Wherever "mention" shows up in the records below, copy the whole line.

**Extracted records**
• • •

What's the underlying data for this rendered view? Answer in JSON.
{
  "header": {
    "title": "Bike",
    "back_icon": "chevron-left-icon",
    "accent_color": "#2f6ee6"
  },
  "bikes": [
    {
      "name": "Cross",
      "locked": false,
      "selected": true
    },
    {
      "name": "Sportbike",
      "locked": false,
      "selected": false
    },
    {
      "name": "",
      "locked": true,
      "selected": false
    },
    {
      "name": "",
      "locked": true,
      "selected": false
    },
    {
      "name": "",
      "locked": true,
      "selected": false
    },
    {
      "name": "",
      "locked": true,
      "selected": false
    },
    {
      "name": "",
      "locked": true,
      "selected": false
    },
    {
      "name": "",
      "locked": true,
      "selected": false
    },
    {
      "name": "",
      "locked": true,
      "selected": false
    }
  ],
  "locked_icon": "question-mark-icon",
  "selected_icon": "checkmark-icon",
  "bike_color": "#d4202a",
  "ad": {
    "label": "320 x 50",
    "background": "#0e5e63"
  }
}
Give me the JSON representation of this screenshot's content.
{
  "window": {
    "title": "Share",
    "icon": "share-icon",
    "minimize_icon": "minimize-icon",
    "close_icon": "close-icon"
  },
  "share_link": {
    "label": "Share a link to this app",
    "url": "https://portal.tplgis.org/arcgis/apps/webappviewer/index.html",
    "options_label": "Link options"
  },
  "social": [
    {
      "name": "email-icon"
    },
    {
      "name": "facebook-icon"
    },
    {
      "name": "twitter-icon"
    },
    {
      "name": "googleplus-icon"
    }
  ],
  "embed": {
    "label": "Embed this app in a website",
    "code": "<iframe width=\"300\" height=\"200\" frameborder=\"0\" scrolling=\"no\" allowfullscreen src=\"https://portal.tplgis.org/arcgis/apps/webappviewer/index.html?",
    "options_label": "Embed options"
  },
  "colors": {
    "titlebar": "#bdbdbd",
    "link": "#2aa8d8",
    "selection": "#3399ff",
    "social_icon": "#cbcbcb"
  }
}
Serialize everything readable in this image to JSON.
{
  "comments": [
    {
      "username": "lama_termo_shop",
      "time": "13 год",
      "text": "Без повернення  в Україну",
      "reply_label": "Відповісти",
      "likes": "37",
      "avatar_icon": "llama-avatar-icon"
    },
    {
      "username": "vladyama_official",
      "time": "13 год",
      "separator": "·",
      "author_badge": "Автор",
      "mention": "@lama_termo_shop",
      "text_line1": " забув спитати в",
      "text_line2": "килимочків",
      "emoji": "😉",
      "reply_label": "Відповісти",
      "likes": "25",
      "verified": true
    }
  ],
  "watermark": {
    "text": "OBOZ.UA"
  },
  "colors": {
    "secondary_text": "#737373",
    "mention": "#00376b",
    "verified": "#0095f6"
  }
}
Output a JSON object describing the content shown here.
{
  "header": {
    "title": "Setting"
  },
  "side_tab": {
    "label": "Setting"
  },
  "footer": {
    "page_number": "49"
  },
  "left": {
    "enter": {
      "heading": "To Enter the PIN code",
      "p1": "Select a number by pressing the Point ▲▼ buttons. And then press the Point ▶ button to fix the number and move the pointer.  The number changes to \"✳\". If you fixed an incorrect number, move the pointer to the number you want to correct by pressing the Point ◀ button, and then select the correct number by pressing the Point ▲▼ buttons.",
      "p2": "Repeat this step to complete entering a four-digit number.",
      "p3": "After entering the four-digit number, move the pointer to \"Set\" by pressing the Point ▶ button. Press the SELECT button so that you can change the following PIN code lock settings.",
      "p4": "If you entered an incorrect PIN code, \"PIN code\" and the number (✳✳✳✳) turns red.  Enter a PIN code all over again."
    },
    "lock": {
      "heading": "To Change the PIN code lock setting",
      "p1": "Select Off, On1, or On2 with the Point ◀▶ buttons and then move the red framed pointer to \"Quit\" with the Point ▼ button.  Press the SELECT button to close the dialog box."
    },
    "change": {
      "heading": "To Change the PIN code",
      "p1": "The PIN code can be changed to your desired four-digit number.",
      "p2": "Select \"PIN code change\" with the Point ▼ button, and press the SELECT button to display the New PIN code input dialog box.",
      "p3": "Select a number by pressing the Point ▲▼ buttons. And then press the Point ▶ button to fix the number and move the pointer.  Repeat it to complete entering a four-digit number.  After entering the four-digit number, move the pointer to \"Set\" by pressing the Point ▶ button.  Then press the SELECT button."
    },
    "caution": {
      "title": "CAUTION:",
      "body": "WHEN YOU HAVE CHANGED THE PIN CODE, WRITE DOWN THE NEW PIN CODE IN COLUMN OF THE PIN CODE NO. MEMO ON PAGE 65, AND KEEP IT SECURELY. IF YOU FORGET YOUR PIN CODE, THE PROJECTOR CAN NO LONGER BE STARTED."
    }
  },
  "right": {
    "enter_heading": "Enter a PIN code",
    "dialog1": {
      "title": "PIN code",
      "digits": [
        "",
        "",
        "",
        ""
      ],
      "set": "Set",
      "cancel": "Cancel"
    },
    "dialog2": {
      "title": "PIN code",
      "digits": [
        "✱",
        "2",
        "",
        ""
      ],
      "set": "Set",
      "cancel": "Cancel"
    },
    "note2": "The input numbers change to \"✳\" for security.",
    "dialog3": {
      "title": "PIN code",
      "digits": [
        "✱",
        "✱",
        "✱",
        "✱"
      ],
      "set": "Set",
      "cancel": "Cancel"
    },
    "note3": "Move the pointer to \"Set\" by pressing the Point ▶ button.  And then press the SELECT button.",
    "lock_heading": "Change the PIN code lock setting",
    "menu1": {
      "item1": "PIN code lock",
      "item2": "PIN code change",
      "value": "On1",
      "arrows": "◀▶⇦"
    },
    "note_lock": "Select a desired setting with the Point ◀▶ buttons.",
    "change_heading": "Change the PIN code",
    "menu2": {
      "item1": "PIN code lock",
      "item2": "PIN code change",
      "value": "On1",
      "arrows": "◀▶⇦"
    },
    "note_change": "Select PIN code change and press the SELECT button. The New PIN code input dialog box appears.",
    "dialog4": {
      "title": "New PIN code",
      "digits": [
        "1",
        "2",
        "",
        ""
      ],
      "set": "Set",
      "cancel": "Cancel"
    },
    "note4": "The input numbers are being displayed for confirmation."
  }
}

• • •

**Answer for the task**
      "mention": "@lama_termo_shop",
    "mention": "#00376b",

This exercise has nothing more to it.